A: A Playapy consultation currently focuses on areas addressed in occupational therapy including the play, learning, and self-care skills of a child. A medical model is used to advise and educate parents on ways to promote and enhance developmental skills. Playapy consultations do not directly address psychological issues related to emotional or physical trauma. Play therapy is a different field of practice from what Playapy offers. Play therapy does address these other concerns and uses play to foster and promote communication with a child to better understand his or her emotional and psychological needs through counseling or psychotherapy.

Q: How can parents work around the fact that nowadays children prefer to play with touchscreens rather than books?

A: The most important thing a parent can do is lead by example and set limits. Children learn to prefer touchscreens because that is what they see their parents using. Of course, you may not be able to put your touchscreen down for work, but you can make an effort to spend time with them where you are limiting the use of this technology. Show your child that you read books and magazines, and they will be more interested. Unfortunately it is not clear to a child what you are doing on your phone, so you also need to communicate when you are using it that you have a specific purpose. We need to foster the imagination and play skills of children to get them to step away from the screens.

Q: What are the developmental, psychological and emotional effects of reduced playtime on children?

A: Children learn through play. It is the activity of choice to develop skills needed for learning and self-care. Through play children develop strength, endurance, problem solving skills, social skills, and more. The reduction in playtime limits the exposure to the activities and opportunities a child participates in to learn and develop skills. Through play child have different sensory experiences that help to create the synapses in the brain that contribute to its development. It should be noted that the structures of the brain involved in learning, memory, motor control, and every other brain function have been established by age 5. If the child has play limited prior to this age, they may not reach their full potential.

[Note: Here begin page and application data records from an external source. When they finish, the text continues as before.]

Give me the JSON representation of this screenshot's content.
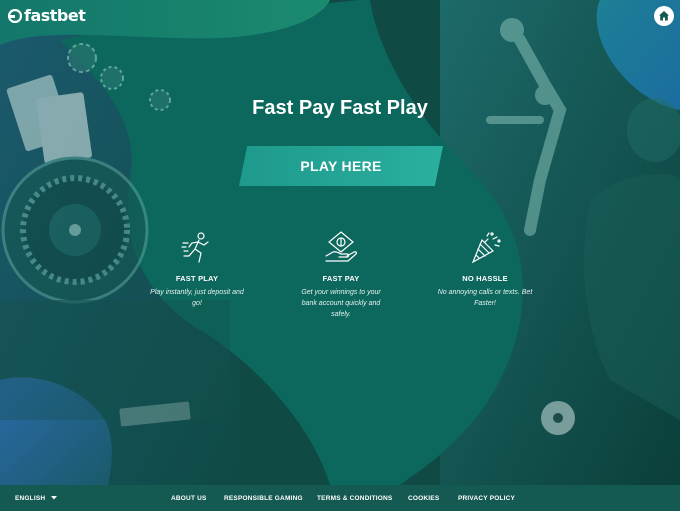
{
  "brand": {
    "name": "fastbet"
  },
  "header": {
    "home_icon": "home-icon"
  },
  "hero": {
    "headline": "Fast Pay Fast Play",
    "cta_label": "PLAY HERE"
  },
  "features": [
    {
      "icon": "runner-icon",
      "title": "FAST PLAY",
      "desc": [
        "Play instantly, just deposit and",
        "go!"
      ]
    },
    {
      "icon": "money-hand-icon",
      "title": "FAST PAY",
      "desc": [
        "Get your winnings to your",
        "bank account quickly and",
        "safely."
      ]
    },
    {
      "icon": "party-popper-icon",
      "title": "NO HASSLE",
      "desc": [
        "No annoying calls or texts. Bet",
        "Faster!"
      ]
    }
  ],
  "footer": {
    "language": "ENGLISH",
    "links": [
      "ABOUT US",
      "RESPONSIBLE GAMING",
      "TERMS & CONDITIONS",
      "COOKIES",
      "PRIVACY POLICY"
    ]
  },
  "colors": {
    "background": "#0f4a45",
    "blob": "#0d6a60",
    "cta": "#25a595",
    "footer": "#155a52"
  }
}
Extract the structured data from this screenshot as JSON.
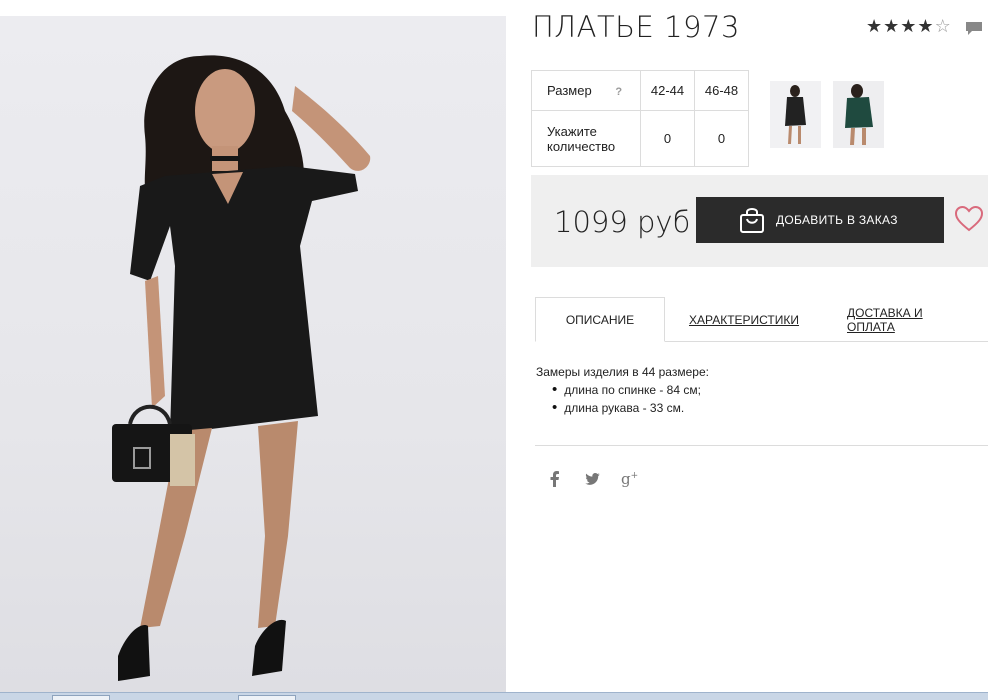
{
  "product": {
    "title": "ПЛАТЬЕ 1973",
    "rating_stars": 4,
    "rating_max": 5
  },
  "icons": {
    "comment": "comment-icon",
    "bag": "shopping-bag-icon",
    "heart": "heart-icon",
    "facebook": "facebook-icon",
    "twitter": "twitter-icon",
    "googleplus": "google-plus-icon"
  },
  "size_table": {
    "size_label": "Размер",
    "help_mark": "?",
    "sizes": [
      "42-44",
      "46-48"
    ],
    "qty_label_1": "Укажите",
    "qty_label_2": "количество",
    "quantities": [
      "0",
      "0"
    ]
  },
  "price": {
    "value": "1099 руб",
    "add_button": "ДОБАВИТЬ В ЗАКАЗ"
  },
  "tabs": [
    {
      "label": "ОПИСАНИЕ",
      "active": true
    },
    {
      "label": "ХАРАКТЕРИСТИКИ",
      "active": false
    },
    {
      "label": "ДОСТАВКА И ОПЛАТА",
      "active": false
    }
  ],
  "description": {
    "intro": "Замеры изделия в 44 размере:",
    "items": [
      "длина по спинке - 84 см;",
      "длина рукава - 33 см."
    ]
  },
  "social": {
    "facebook": "f",
    "twitter": "🐦",
    "googleplus": "g+"
  },
  "colors": {
    "button_bg": "#2b2b2b",
    "price_bg": "#efefef",
    "heart": "#d96a7c",
    "thumb_green": "#1f4a3f"
  }
}
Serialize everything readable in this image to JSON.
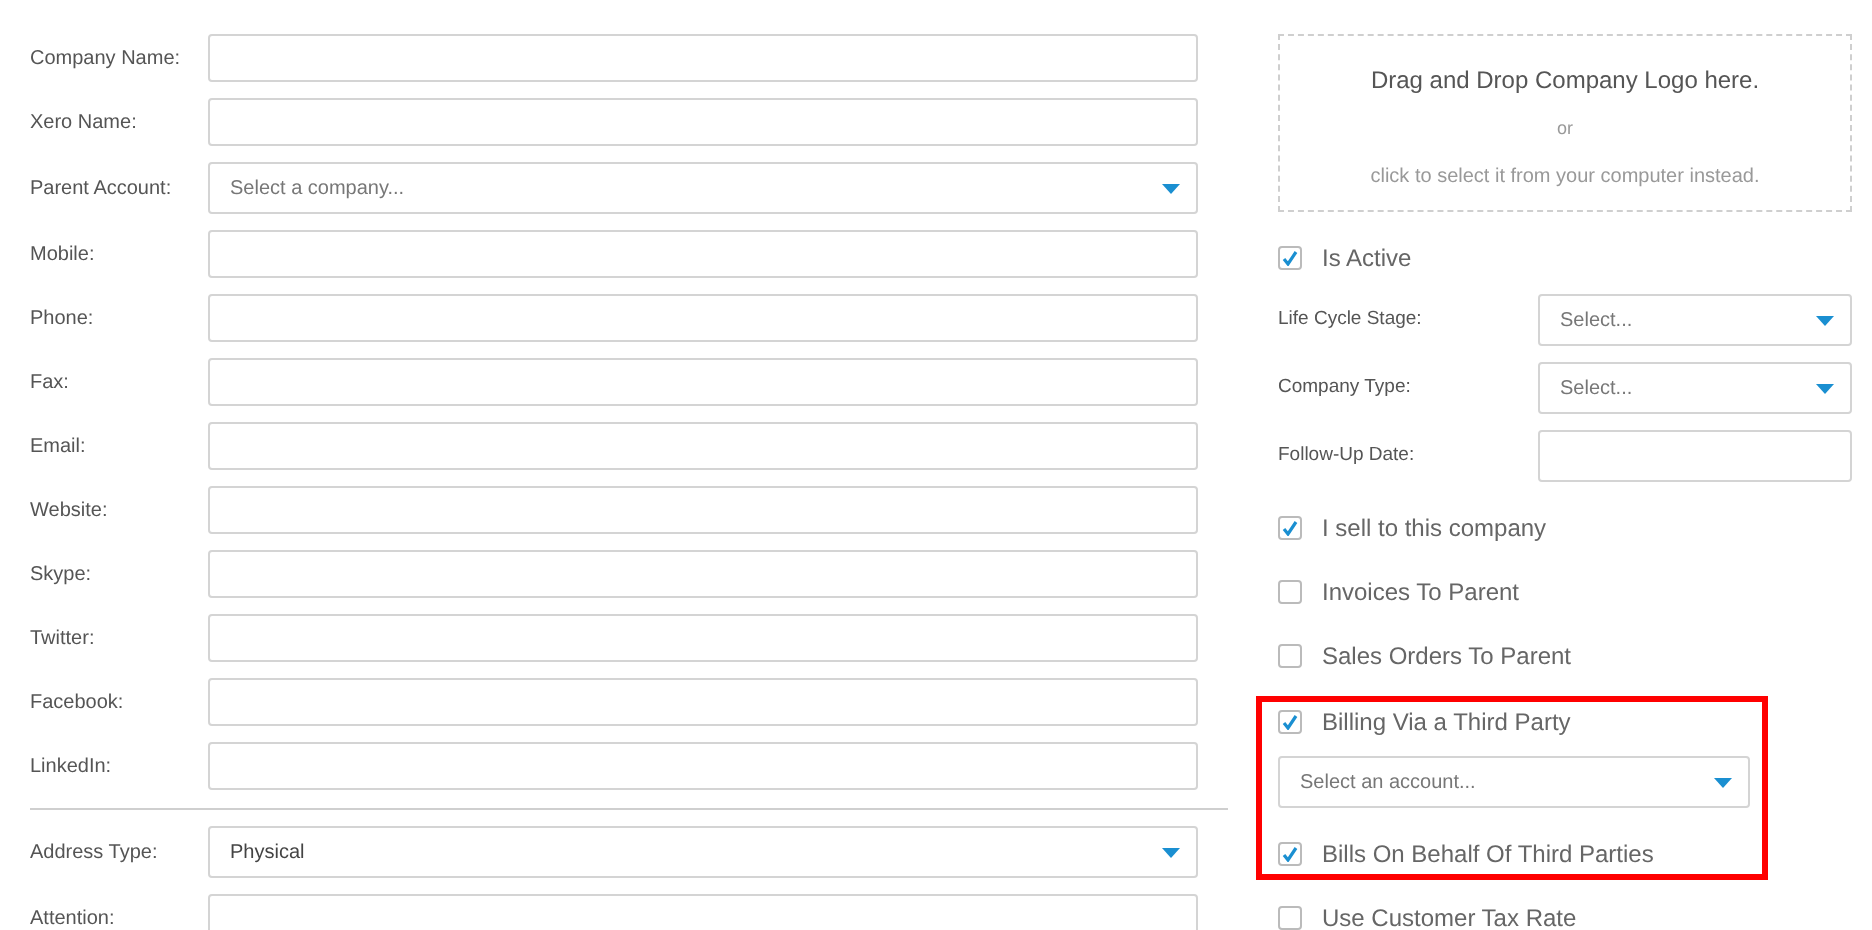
{
  "left_fields": [
    {
      "label": "Company Name:",
      "kind": "text"
    },
    {
      "label": "Xero Name:",
      "kind": "text"
    },
    {
      "label": "Parent Account:",
      "kind": "select",
      "placeholder": "Select a company..."
    },
    {
      "label": "Mobile:",
      "kind": "text"
    },
    {
      "label": "Phone:",
      "kind": "text"
    },
    {
      "label": "Fax:",
      "kind": "text"
    },
    {
      "label": "Email:",
      "kind": "text"
    },
    {
      "label": "Website:",
      "kind": "text"
    },
    {
      "label": "Skype:",
      "kind": "text"
    },
    {
      "label": "Twitter:",
      "kind": "text"
    },
    {
      "label": "Facebook:",
      "kind": "text"
    },
    {
      "label": "LinkedIn:",
      "kind": "text"
    }
  ],
  "address_fields": [
    {
      "label": "Address Type:",
      "kind": "select",
      "value": "Physical"
    },
    {
      "label": "Attention:",
      "kind": "text"
    }
  ],
  "logo_drop": {
    "title": "Drag and Drop Company Logo here.",
    "separator": "or",
    "hint": "click to select it from your computer instead."
  },
  "right_items": [
    {
      "kind": "checkbox",
      "label": "Is Active",
      "checked": true
    },
    {
      "kind": "select",
      "label": "Life Cycle Stage:",
      "placeholder": "Select..."
    },
    {
      "kind": "select",
      "label": "Company Type:",
      "placeholder": "Select..."
    },
    {
      "kind": "text",
      "label": "Follow-Up Date:"
    },
    {
      "kind": "checkbox",
      "label": "I sell to this company",
      "checked": true
    },
    {
      "kind": "checkbox",
      "label": "Invoices To Parent",
      "checked": false
    },
    {
      "kind": "checkbox",
      "label": "Sales Orders To Parent",
      "checked": false
    }
  ],
  "highlighted_group": [
    {
      "kind": "checkbox",
      "label": "Billing Via a Third Party",
      "checked": true
    },
    {
      "kind": "account_select",
      "placeholder": "Select an account..."
    },
    {
      "kind": "checkbox",
      "label": "Bills On Behalf Of Third Parties",
      "checked": true
    }
  ],
  "after_items": [
    {
      "kind": "checkbox",
      "label": "Use Customer Tax Rate",
      "checked": false
    }
  ]
}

Research on rats shows that play can improve memory and stimulates the growth of the cerebral cortex. Research on children shows that unstructured play, not the same as physical education, helps children to pay more attention to academic tasks. In addition, play is also demonstrated to be beneficial into adulthood as it fosters creativity, reduces stress, and contributes to overall wellbeing.

Q: What are some of the reasons as to why young children are lacking critical developmental skills and how does Playapy therapy address this situation?

A: Several factors including the increase in use of technology, the reduction of playtime, and the increase in academic pressure on young children are all a part of the problem that now exists. This is effecting a new group of children that otherwise should develop appropriately. There is also the consideration that we as a society are more aware of developmental concerns and available therapies; hence, families are seeking support more than in previous decades. Playapy seeks to address this situation as a resource for parent education and pediatric therapy services. The parent education opportunities through social media, video blogging, and community classes and workshops are what separate Playapy from most therapy companies.

Q: I have questions about the PALS Handwriting Program. Where can I learn more?

A: There is a separate page of several in depth questions and answers for the PALS Handwriting Program. Scroll down the menu for PALS Handwriting to learn more.